• EXERCISE PROMPT:
Lines containing the word "text" are to be copied from the data below.

(Interface dataset entries)
-*-*-

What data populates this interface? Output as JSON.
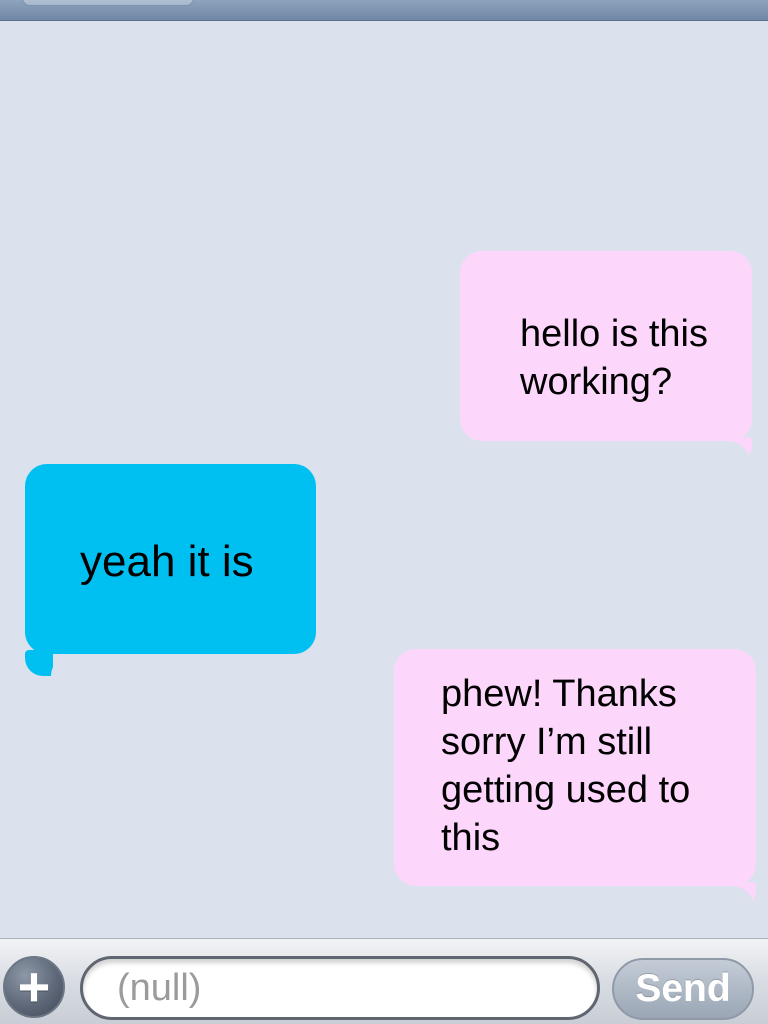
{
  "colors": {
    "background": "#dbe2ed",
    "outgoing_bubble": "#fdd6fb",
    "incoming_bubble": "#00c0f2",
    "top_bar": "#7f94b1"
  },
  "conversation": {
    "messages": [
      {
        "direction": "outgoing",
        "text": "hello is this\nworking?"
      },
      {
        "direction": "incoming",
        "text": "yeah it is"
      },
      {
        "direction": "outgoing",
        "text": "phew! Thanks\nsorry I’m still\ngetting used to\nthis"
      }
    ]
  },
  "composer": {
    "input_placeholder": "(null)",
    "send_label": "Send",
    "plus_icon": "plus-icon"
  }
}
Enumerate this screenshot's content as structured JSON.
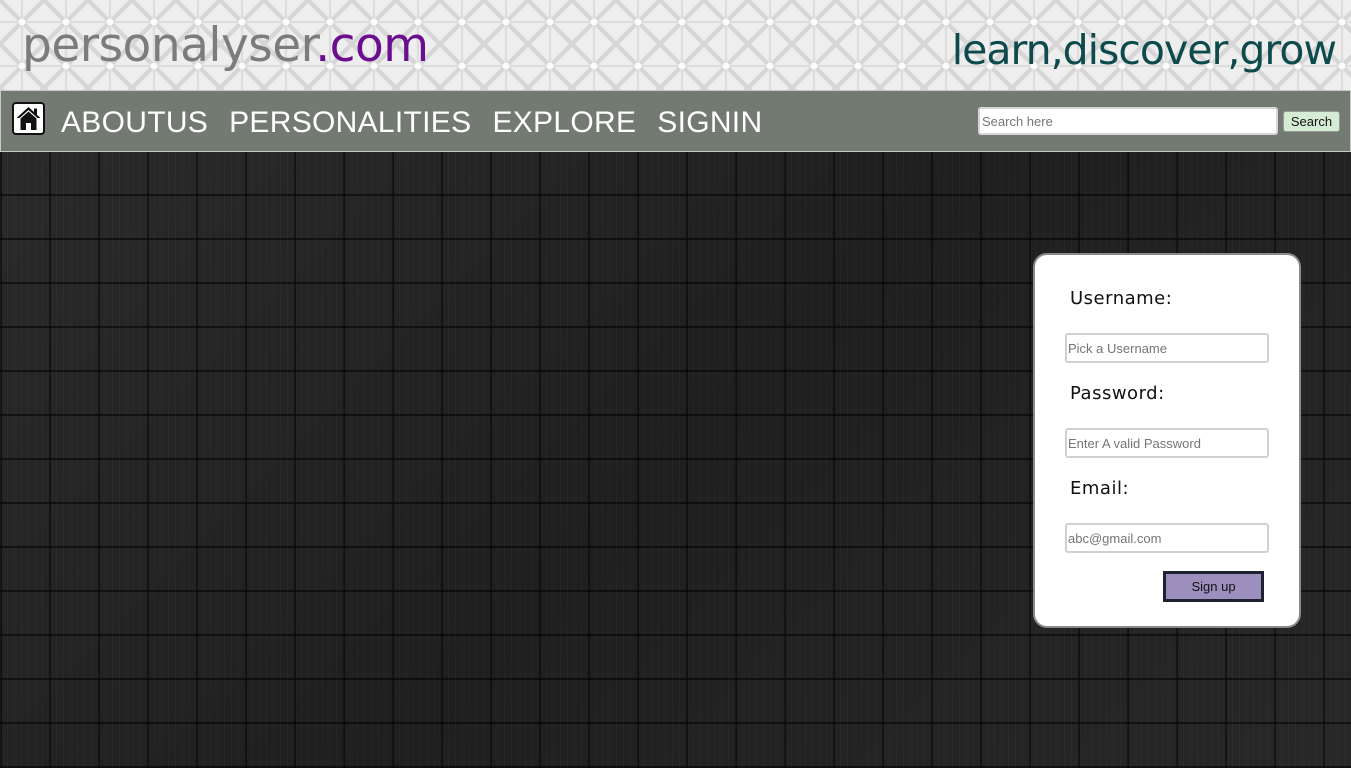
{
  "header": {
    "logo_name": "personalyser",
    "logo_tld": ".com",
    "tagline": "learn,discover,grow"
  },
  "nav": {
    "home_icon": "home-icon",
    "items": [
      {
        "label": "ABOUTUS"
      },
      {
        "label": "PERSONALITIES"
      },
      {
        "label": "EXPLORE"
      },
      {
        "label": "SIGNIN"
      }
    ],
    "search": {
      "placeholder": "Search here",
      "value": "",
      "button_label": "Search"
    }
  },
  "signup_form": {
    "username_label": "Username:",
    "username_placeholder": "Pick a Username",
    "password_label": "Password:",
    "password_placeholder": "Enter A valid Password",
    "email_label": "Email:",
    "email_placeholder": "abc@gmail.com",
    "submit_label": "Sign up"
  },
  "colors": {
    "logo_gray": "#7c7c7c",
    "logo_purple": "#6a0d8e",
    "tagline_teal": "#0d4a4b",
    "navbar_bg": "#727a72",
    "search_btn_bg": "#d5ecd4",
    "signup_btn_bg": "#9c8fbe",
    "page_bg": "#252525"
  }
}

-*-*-

• FINISHED TASK:
        "text": "hello is this\nworking?"
        "text": "yeah it is"
        "text": "phew! Thanks\nsorry I’m still\ngetting used to\nthis"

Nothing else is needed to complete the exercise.